## Directions
Look through the records that follow and state how many lines hold the word "relevant", without adding anything.

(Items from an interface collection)
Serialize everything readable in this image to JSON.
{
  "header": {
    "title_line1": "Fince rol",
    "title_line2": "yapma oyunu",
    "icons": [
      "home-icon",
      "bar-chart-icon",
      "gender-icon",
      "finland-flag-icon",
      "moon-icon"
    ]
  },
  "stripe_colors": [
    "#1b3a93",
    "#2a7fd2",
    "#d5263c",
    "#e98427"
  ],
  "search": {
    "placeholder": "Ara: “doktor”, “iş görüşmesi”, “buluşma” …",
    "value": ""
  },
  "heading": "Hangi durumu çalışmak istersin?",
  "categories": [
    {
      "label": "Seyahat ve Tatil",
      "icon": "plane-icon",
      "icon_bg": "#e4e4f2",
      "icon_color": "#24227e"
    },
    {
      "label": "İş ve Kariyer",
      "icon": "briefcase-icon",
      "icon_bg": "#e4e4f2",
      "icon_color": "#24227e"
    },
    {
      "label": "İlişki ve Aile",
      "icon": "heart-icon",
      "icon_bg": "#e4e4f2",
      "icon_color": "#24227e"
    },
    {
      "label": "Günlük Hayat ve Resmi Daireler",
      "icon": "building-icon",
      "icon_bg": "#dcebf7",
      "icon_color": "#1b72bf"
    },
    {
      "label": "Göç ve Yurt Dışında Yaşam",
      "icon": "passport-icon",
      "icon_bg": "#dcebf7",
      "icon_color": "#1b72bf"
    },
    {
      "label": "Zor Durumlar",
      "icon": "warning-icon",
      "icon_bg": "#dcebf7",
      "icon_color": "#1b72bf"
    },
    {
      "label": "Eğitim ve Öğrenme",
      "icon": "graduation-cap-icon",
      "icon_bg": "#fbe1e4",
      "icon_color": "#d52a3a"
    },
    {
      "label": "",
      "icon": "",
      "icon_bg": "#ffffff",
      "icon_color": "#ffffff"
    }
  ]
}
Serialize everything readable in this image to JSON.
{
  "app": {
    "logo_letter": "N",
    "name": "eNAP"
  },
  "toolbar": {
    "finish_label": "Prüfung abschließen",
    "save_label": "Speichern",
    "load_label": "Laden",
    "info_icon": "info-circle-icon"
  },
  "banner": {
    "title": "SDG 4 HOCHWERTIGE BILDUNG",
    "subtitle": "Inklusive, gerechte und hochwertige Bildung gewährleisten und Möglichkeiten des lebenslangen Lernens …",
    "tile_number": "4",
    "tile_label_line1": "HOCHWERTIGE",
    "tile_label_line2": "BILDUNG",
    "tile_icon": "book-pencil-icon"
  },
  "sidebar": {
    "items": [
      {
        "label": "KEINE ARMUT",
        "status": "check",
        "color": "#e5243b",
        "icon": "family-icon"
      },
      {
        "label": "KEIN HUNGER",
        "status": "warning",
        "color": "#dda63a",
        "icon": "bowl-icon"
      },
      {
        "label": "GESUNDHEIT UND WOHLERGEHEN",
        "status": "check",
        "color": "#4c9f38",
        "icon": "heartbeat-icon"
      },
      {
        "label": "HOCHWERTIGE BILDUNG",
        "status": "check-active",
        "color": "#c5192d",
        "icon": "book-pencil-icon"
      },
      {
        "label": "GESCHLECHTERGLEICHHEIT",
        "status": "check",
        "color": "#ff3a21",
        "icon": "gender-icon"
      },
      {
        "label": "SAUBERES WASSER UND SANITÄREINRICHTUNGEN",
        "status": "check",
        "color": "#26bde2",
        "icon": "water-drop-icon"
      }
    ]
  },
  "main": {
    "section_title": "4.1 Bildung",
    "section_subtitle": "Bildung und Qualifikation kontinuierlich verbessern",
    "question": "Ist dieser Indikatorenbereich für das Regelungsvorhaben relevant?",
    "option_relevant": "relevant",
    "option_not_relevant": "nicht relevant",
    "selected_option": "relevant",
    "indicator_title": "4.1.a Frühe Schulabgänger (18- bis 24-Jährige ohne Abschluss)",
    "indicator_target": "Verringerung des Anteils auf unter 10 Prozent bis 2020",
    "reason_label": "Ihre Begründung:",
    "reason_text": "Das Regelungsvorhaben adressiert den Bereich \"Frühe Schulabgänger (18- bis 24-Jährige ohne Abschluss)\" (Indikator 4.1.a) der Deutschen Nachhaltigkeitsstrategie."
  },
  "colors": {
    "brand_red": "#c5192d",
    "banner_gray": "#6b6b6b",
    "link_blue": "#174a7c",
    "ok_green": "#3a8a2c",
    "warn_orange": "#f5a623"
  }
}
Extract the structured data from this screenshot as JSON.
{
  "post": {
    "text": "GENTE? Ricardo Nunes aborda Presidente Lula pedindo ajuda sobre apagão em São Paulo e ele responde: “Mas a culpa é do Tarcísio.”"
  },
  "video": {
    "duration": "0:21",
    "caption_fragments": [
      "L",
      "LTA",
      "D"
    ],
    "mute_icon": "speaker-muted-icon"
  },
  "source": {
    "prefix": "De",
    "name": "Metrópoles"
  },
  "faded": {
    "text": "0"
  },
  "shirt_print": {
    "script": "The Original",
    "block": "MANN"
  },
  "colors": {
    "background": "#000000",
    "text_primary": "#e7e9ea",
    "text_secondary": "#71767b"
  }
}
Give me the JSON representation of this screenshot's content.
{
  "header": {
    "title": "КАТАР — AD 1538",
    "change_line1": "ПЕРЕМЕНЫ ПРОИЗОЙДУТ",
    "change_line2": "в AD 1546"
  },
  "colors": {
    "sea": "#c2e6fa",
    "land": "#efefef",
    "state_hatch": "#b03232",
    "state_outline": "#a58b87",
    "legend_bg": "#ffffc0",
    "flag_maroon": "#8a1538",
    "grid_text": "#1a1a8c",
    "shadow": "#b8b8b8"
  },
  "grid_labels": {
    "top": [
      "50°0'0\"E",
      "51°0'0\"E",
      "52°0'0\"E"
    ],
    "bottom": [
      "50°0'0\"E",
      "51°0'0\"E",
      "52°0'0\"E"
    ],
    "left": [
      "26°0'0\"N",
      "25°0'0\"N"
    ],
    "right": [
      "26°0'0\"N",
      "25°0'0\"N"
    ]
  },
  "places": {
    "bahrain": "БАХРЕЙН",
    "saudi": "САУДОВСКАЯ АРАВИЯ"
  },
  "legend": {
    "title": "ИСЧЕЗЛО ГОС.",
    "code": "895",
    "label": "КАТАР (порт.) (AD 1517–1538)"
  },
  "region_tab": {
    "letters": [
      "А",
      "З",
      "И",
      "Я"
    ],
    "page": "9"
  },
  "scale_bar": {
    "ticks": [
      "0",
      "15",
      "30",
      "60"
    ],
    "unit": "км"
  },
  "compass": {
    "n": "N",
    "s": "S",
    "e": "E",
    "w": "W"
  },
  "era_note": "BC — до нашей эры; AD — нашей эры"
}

## Solution to the problem
4